Once again, by indicating the presence of God in unexpected places and things, Ruskin produces a positive note on which to close his discussion, for by insisting upon God's role in creating both Venetian art and the origins of the city, he manages to demonstrate what inspiring, what wonderful, things happen when man does not fall away from God but follows the divine within him — as Ruskin claims to do when writing The Stones of Venice.
Henry David Thoreau
horeau uses similar shifts of tone and rhetoric to close his exercises in this form of writing. The lyrical "Walking" concludes with the hope of an earthly Eden: "So we saunter toward the Holy land, till one day the sun shall shine more brightly than ever he has done, shall perchance shine into our minds and hearts, and light up our whole lives with a great awakening light, as warm and serene and golden as on a bankside in autumn" (226). "Slavery in Massachusetts," which is more properly a pronouncement of the sage, uses the beauty of nature to suggest a positive vision and a possible good after much pointed satire and bitter invective.1. Walking toward a pond, Thoreau confesses that the crimes of his society spoil his pleasure in nature: "Who can be serene in a country where both the rulers and the ruled are without principle? The remembrance of my country spoils my walk. My thoughts are murder to the State, and involuntarily go plotting against her." He then remembers that "the other day" he scented a water lily, "the emblem of purity," which served to show him "what purity and sweetness reside in, and can be extracted from, the slime and muck of earth," and he therefore realizes: "What confirmation of our hopes is in the fragrance of this flower! I shall not so soon despair of the world for it, notwithstanding slavery, and the cowardice and want of principle of Northern men" (108) .
"The Last Days of John Brown," which presents the great abolitionist in terms of Christian and even Christic martyrdom, argues that in his death Brown achieved a true victory of the spirit.
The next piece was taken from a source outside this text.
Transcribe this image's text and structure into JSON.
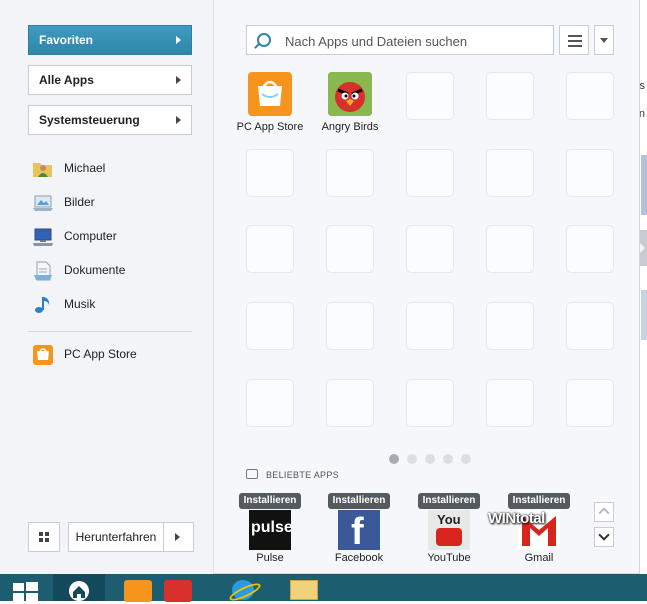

The essential part of John Brown, claims Thoreau, still remains alive and indeed grows ever stronger throughout the land.
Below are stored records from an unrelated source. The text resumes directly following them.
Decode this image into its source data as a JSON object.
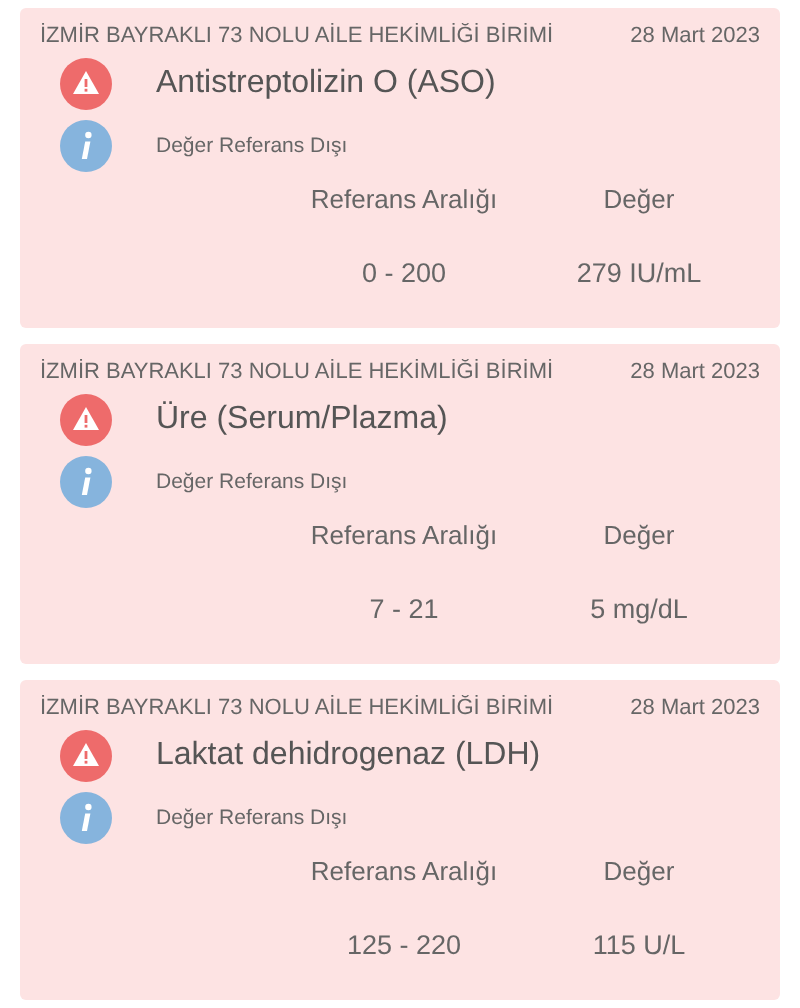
{
  "results": [
    {
      "facility": "İZMİR BAYRAKLI 73 NOLU AİLE HEKİMLİĞİ BİRİMİ",
      "date": "28 Mart 2023",
      "test": "Antistreptolizin O (ASO)",
      "note": "Değer Referans Dışı",
      "range_label": "Referans Aralığı",
      "value_label": "Değer",
      "range": "0 - 200",
      "value": "279 IU/mL"
    },
    {
      "facility": "İZMİR BAYRAKLI 73 NOLU AİLE HEKİMLİĞİ BİRİMİ",
      "date": "28 Mart 2023",
      "test": "Üre (Serum/Plazma)",
      "note": "Değer Referans Dışı",
      "range_label": "Referans Aralığı",
      "value_label": "Değer",
      "range": "7 - 21",
      "value": "5 mg/dL"
    },
    {
      "facility": "İZMİR BAYRAKLI 73 NOLU AİLE HEKİMLİĞİ BİRİMİ",
      "date": "28 Mart 2023",
      "test": "Laktat dehidrogenaz (LDH)",
      "note": "Değer Referans Dışı",
      "range_label": "Referans Aralığı",
      "value_label": "Değer",
      "range": "125 - 220",
      "value": "115 U/L"
    }
  ]
}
Therefore, although he has heard that Brown died on the gallows, he refused and still refuses to believe it:
On the day of his translation, I heard, to be sure, that he was g, but I did not know what that meant; I felt no sorrow on that account; but not for a day or two did I even hear that he was dead, and not after any number of days shall I believe it. Of all the men who were said to be my contemporaries, it seemed to me that John Brown was the only one who had not died. . . I never hear of any particularly brave and earnest man, but my first thought is of John Brown, and what relation he may be to him. I meet him at every turn. He is more alive than he ever was. He has earned immortality. He is not confined to North Elba nor to Kansas. He is no longer working in secret. He works in public, and in the clearest light that shines on this land. [152-53]
'A Plea for Captain John Brown," which presents its subject as the contemporary incarnation of Christ, again uses this imagery of visionary promise when Thoreau translates Brown from earth to heaven and from a human being and hero into an angelic presence: "Some eighteen hundred years ago Christ was crucified; this morning, perchance, Captain Brown was hung. These are the two ends of a chain which is not without its links. He is not Old Brown any longer; he is an Angel of Light" (137).
Last modified 14 July 2008